**What you are asked to do**. Exactly as they stand, write out all of the entries again.

BEGIN

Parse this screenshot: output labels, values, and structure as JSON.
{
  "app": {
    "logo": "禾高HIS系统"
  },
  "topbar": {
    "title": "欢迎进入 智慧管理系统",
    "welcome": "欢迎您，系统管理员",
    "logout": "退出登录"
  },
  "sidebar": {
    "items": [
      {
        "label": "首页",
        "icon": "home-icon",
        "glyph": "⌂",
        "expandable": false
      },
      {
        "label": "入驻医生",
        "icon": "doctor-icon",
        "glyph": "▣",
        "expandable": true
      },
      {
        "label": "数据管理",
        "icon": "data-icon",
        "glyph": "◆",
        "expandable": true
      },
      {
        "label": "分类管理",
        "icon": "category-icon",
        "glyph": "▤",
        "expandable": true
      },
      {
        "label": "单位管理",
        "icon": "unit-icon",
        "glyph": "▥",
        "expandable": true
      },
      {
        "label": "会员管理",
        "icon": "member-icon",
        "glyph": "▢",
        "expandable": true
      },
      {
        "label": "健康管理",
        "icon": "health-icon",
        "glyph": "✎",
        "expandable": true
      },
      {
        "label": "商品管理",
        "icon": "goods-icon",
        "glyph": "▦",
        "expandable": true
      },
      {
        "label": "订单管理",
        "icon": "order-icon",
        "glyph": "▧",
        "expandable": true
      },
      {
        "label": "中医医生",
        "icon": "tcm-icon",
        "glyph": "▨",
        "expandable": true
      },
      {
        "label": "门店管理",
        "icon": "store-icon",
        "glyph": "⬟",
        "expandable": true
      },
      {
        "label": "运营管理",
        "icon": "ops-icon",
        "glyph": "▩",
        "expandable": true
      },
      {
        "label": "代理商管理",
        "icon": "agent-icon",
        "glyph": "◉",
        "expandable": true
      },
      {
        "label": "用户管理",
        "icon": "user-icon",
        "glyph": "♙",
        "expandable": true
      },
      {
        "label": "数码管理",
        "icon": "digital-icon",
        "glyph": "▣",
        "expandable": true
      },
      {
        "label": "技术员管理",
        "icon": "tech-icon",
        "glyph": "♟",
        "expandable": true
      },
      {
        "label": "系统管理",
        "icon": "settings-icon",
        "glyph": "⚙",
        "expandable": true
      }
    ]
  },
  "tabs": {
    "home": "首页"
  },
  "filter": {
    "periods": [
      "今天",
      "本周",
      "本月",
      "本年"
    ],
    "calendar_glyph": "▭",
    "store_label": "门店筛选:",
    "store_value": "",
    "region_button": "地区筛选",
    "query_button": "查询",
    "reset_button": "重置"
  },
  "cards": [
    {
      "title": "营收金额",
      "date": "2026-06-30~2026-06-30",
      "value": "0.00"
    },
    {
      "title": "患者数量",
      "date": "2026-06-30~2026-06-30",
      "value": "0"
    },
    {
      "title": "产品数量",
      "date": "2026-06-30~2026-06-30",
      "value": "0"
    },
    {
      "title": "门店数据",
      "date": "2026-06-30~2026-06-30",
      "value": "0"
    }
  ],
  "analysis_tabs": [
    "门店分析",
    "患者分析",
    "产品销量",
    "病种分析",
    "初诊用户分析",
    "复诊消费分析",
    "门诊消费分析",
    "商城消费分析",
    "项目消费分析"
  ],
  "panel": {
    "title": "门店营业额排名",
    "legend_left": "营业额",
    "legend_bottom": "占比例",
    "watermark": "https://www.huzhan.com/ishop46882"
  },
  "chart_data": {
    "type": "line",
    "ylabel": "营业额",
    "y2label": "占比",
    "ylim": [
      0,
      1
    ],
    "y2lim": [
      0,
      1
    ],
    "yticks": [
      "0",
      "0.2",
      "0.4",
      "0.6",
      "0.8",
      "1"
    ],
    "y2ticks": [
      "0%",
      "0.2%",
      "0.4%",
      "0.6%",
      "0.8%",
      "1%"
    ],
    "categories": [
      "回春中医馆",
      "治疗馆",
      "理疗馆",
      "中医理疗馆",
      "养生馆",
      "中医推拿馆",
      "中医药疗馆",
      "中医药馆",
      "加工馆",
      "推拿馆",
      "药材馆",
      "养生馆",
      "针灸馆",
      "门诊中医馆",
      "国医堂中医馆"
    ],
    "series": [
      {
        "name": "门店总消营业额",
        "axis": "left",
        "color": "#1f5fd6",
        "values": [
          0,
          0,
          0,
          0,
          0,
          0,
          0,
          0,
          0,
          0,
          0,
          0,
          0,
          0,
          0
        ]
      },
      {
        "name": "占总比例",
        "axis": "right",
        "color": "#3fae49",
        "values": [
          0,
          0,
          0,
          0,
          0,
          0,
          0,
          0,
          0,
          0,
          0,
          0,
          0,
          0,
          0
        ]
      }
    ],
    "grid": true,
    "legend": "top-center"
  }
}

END

**Completed task**.
Parse this screenshot: output labels, values, and structure as JSON.
{
  "app": {
    "logo": "禾高HIS系统"
  },
  "topbar": {
    "title": "欢迎进入 智慧管理系统",
    "welcome": "欢迎您，系统管理员",
    "logout": "退出登录"
  },
  "sidebar": {
    "items": [
      {
        "label": "首页",
        "icon": "home-icon",
        "glyph": "⌂",
        "expandable": false
      },
      {
        "label": "入驻医生",
        "icon": "doctor-icon",
        "glyph": "▣",
        "expandable": true
      },
      {
        "label": "数据管理",
        "icon": "data-icon",
        "glyph": "◆",
        "expandable": true
      },
      {
        "label": "分类管理",
        "icon": "category-icon",
        "glyph": "▤",
        "expandable": true
      },
      {
        "label": "单位管理",
        "icon": "unit-icon",
        "glyph": "▥",
        "expandable": true
      },
      {
        "label": "会员管理",
        "icon": "member-icon",
        "glyph": "▢",
        "expandable": true
      },
      {
        "label": "健康管理",
        "icon": "health-icon",
        "glyph": "✎",
        "expandable": true
      },
      {
        "label": "商品管理",
        "icon": "goods-icon",
        "glyph": "▦",
        "expandable": true
      },
      {
        "label": "订单管理",
        "icon": "order-icon",
        "glyph": "▧",
        "expandable": true
      },
      {
        "label": "中医医生",
        "icon": "tcm-icon",
        "glyph": "▨",
        "expandable": true
      },
      {
        "label": "门店管理",
        "icon": "store-icon",
        "glyph": "⬟",
        "expandable": true
      },
      {
        "label": "运营管理",
        "icon": "ops-icon",
        "glyph": "▩",
        "expandable": true
      },
      {
        "label": "代理商管理",
        "icon": "agent-icon",
        "glyph": "◉",
        "expandable": true
      },
      {
        "label": "用户管理",
        "icon": "user-icon",
        "glyph": "♙",
        "expandable": true
      },
      {
        "label": "数码管理",
        "icon": "digital-icon",
        "glyph": "▣",
        "expandable": true
      },
      {
        "label": "技术员管理",
        "icon": "tech-icon",
        "glyph": "♟",
        "expandable": true
      },
      {
        "label": "系统管理",
        "icon": "settings-icon",
        "glyph": "⚙",
        "expandable": true
      }
    ]
  },
  "tabs": {
    "home": "首页"
  },
  "filter": {
    "periods": [
      "今天",
      "本周",
      "本月",
      "本年"
    ],
    "calendar_glyph": "▭",
    "store_label": "门店筛选:",
    "store_value": "",
    "region_button": "地区筛选",
    "query_button": "查询",
    "reset_button": "重置"
  },
  "cards": [
    {
      "title": "营收金额",
      "date": "2026-06-30~2026-06-30",
      "value": "0.00"
    },
    {
      "title": "患者数量",
      "date": "2026-06-30~2026-06-30",
      "value": "0"
    },
    {
      "title": "产品数量",
      "date": "2026-06-30~2026-06-30",
      "value": "0"
    },
    {
      "title": "门店数据",
      "date": "2026-06-30~2026-06-30",
      "value": "0"
    }
  ],
  "analysis_tabs": [
    "门店分析",
    "患者分析",
    "产品销量",
    "病种分析",
    "初诊用户分析",
    "复诊消费分析",
    "门诊消费分析",
    "商城消费分析",
    "项目消费分析"
  ],
  "panel": {
    "title": "门店营业额排名",
    "legend_left": "营业额",
    "legend_bottom": "占比例",
    "watermark": "https://www.huzhan.com/ishop46882"
  },
  "chart_data": {
    "type": "line",
    "ylabel": "营业额",
    "y2label": "占比",
    "ylim": [
      0,
      1
    ],
    "y2lim": [
      0,
      1
    ],
    "yticks": [
      "0",
      "0.2",
      "0.4",
      "0.6",
      "0.8",
      "1"
    ],
    "y2ticks": [
      "0%",
      "0.2%",
      "0.4%",
      "0.6%",
      "0.8%",
      "1%"
    ],
    "categories": [
      "回春中医馆",
      "治疗馆",
      "理疗馆",
      "中医理疗馆",
      "养生馆",
      "中医推拿馆",
      "中医药疗馆",
      "中医药馆",
      "加工馆",
      "推拿馆",
      "药材馆",
      "养生馆",
      "针灸馆",
      "门诊中医馆",
      "国医堂中医馆"
    ],
    "series": [
      {
        "name": "门店总消营业额",
        "axis": "left",
        "color": "#1f5fd6",
        "values": [
          0,
          0,
          0,
          0,
          0,
          0,
          0,
          0,
          0,
          0,
          0,
          0,
          0,
          0,
          0
        ]
      },
      {
        "name": "占总比例",
        "axis": "right",
        "color": "#3fae49",
        "values": [
          0,
          0,
          0,
          0,
          0,
          0,
          0,
          0,
          0,
          0,
          0,
          0,
          0,
          0,
          0
        ]
      }
    ],
    "grid": true,
    "legend": "top-center"
  }
}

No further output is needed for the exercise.